- Better dental hygiene can guard against the endocarditis from increased risk due to the intravascular seeding of bacteria seen in dental abscesses.
- Renal dialysis patients should have scrupulous interval evaluations of their implanted shunts or their iatrogenic fistulas that render dialysis access, and when inflammation indicates possible infection, blood cultures and appropriate antibiotic treatment based on them should be started immediately; shunt removal/replacement may be necessary.
Rheumatic arthritis, an immunological disease, can result in valve compromise. The conventional treatment of this and other medical illnesses can impact favorably upon the valvular dysfunction that sometimes arises from them:
- Systemic lupus erythematosus
- Aortic dissection
- Connective tissue disorders
This requires control of diabetes, blood pressure, lipid abnormalities, sedentary lifestyle, and even genetic studies when indicated.
Prevention of conditions that arise from valvular disease is also important. Such complications are often life-threatening and include the following:
- Cardiac arrhythmia
- Heart failure
- Pulmonary hypertension
- Atrial enlargement
- Ventricular enlargement
Prevention of complications from the treatment of valvular disease is another necessary component in the larger picture of prevention:
- Thrombosis on mechanical replacement valves is prevented (or treated) with anticoagulation therapy
- Recurrent endocarditis can be prevented by prophylactic antibiotics, continuously, in those at risk, along with periodic imaging via ultrasound or CT
- Mechanical failure of mechanical replacement valves, can be assessed using transesophageal echocardiography

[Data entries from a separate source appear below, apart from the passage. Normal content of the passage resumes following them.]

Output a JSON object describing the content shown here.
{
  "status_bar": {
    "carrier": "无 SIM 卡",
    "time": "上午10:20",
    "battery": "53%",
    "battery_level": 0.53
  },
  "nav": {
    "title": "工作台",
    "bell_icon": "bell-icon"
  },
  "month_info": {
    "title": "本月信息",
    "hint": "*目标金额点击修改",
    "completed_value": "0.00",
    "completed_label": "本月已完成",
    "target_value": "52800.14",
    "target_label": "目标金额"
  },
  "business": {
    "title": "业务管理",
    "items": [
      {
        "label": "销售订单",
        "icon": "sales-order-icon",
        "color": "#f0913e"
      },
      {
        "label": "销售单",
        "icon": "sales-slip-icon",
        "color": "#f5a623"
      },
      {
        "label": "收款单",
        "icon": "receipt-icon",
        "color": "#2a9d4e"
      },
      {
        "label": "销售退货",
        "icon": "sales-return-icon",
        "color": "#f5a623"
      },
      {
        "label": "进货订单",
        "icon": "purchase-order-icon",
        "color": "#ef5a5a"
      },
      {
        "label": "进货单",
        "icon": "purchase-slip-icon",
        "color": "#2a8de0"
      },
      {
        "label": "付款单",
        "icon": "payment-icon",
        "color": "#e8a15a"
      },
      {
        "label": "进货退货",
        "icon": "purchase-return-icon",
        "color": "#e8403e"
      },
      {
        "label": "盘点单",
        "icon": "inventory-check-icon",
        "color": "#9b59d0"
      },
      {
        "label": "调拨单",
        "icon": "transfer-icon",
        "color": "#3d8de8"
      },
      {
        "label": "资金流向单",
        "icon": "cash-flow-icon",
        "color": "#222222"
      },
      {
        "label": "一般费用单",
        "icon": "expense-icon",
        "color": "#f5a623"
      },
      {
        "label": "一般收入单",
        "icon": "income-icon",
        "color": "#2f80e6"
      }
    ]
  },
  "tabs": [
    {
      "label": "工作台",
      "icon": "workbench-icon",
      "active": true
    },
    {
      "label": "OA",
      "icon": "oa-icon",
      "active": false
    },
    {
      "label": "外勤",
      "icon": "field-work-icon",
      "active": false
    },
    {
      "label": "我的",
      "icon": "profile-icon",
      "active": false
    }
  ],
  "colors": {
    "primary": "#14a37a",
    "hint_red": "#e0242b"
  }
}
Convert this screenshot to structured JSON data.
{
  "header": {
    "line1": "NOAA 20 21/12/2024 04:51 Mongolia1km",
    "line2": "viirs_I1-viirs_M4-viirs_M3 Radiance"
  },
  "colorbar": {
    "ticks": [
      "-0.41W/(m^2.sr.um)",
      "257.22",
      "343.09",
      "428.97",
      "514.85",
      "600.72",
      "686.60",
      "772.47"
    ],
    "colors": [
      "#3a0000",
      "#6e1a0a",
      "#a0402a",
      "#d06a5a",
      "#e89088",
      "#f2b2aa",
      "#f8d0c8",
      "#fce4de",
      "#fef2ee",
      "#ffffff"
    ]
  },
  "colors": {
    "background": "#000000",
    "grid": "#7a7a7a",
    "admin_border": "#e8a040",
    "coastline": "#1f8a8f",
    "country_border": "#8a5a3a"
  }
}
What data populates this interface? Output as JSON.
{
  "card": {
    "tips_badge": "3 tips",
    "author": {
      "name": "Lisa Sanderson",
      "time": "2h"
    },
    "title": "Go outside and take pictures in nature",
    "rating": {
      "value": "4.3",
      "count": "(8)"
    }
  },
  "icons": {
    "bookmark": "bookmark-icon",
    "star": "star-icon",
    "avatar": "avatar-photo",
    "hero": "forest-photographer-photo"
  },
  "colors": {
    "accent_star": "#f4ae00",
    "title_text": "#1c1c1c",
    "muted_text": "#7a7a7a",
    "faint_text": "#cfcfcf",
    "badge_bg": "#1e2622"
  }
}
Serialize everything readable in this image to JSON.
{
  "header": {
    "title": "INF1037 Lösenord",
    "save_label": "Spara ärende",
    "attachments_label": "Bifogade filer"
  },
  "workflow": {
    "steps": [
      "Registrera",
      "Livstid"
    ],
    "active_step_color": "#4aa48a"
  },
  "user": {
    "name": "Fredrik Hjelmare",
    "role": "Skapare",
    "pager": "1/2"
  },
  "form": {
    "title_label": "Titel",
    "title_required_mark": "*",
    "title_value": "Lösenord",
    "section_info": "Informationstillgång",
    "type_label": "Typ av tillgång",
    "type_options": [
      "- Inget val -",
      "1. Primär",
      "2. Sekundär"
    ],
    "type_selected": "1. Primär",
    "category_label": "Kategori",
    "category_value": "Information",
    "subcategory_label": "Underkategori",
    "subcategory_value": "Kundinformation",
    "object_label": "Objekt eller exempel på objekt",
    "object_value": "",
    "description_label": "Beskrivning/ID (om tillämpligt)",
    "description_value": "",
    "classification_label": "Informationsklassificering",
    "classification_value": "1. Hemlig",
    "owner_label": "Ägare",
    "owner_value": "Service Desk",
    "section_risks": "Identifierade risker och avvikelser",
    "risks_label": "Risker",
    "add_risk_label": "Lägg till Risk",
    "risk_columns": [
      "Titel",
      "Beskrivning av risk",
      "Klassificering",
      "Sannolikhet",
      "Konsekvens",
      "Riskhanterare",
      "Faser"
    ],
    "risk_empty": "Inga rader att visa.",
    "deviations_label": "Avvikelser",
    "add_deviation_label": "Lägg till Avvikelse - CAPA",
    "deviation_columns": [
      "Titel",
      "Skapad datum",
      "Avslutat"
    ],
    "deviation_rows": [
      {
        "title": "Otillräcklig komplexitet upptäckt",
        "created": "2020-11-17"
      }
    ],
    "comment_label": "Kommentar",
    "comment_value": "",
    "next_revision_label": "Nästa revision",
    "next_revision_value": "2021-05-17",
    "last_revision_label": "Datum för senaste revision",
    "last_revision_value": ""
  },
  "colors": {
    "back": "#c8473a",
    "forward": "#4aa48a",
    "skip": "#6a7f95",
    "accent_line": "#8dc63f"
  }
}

In pregnancy, any patient with valvular heart disease is at increased risk of cardiac decompensation due to the pregnancy-related hemodynamic changes to heart rate, stroke volume, and cardiac output. Prior to a planned pregnancy, or immediately after diagnosis of an unplanned pregnancy, women with valvular disease should have echocardiography, exercise testing, as well as discontinuation of some of the medications they are on for their cardiac condition which may prove harmful to the gestating baby. Thrombosis due to the thrombogenic influence of estrogen in pregnancy is a serious threat to mechanical valves. In general, other risks are based on the presence of left heart obstruction, arrhythmias, pulmonary or atrioventricular regurgitation, and/or symptomatic heart failure. Referral to a maternal-fetal specialist is essential for a combined approach to such patients.